PHILIP FEAR, a radiologist, has helped build a physicians’ group in Saratoga Springs, N.Y., to over 20 doctors. And his successful practice means that he is often asked to give lectures to medical groups.
“I’m a happy person,” Dr. Fear, 49, said.
But until last year, he was reluctant to smile because his teeth were badly stained from a combination of genetic factors and tetracycline, an antibiotic he took as a child. Worse, in 2005, he let a dentist talk him into a gold crown on a tooth, on the basis that it would last forever while a porcelain one would have to be replaced in 20 years.
“He said you wouldn’t notice it, but I noticed it,” Dr. Fear said. “There would be this North Star in pictures.”
So last fall, he spent $60,000 to have porcelain veneers put on his teeth. “I feel more confident,” he said. “I feel a lot better about my teeth.”
Dr. Fear is among a growing number of people who are spending tens of thousands of dollars to look a little bit better.

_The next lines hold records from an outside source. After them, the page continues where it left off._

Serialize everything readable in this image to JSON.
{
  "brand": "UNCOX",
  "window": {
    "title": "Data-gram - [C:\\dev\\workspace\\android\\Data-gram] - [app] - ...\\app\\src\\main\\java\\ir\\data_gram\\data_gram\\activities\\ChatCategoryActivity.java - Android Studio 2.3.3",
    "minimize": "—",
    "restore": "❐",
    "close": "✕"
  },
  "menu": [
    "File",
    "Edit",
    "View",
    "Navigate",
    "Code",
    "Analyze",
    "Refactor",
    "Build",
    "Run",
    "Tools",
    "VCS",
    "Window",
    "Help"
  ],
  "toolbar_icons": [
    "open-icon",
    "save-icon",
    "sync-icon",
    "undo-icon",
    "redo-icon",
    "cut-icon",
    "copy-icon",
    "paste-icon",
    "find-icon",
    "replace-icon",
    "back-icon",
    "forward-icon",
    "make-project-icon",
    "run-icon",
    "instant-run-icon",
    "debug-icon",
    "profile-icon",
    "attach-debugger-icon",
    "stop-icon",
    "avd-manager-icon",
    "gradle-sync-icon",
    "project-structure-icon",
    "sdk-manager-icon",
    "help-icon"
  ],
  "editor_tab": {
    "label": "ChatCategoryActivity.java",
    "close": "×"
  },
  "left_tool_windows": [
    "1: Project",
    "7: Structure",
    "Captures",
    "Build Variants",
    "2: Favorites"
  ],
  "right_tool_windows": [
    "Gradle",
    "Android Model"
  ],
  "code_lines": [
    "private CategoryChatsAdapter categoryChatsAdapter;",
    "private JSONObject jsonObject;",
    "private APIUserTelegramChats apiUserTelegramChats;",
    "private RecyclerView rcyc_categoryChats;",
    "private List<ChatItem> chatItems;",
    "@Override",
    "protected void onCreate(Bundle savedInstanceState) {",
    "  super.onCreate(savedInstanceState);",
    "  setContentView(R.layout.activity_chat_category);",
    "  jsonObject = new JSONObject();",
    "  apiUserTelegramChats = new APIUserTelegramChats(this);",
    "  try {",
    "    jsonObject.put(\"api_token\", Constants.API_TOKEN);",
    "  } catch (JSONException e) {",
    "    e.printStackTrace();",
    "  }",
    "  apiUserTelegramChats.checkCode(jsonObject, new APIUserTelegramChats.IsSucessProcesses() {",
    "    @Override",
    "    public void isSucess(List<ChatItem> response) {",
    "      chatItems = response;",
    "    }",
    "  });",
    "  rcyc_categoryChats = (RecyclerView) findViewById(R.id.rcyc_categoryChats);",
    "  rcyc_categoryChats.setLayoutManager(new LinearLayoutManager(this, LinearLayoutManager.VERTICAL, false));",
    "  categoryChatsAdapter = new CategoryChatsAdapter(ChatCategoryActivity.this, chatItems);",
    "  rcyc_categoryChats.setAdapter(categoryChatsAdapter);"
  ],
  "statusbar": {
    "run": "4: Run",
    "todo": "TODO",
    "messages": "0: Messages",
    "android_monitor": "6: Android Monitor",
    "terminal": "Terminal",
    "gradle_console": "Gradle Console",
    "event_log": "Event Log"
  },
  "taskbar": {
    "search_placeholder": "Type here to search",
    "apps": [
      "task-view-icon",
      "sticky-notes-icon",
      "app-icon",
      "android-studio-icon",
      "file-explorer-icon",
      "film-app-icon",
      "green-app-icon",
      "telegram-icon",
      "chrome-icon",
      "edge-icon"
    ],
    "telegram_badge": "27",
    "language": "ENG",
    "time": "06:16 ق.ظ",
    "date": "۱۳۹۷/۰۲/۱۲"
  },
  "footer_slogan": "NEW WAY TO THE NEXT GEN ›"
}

These aren’t the people going under the knife to stretch their face taut, suck out the effects of overeating or inflate, deflate or reinflate parts of their bodies. Instead, these are people who believe that a little work will make a difference in their careers and their perceptions of themselves and can afford to pay for it.
“Patients are looking for, ‘How do I look better, but I have no time to recuperate in my bed for a week,’ ” said Michael Gold, a dermatologist whose practice in Nashville is about 30 percent cosmetic work. “The trend in all of cosmetic surgery since Botox came out is totally noninvasive procedures. Their numbers are going up.”
Mr. Gold performs skin-tightening procedures using a thermal treatment. It breaks down the fat cells and makes the skin look tighter without much pain or redness.
He said a popular thermal treatment, from EndyMed, costs $300 to $400 a treatment in Nashville, and most people need a half-dozen treatments to improve an area. The same procedure in a city like New York could cost $1,000 a treatment, he said.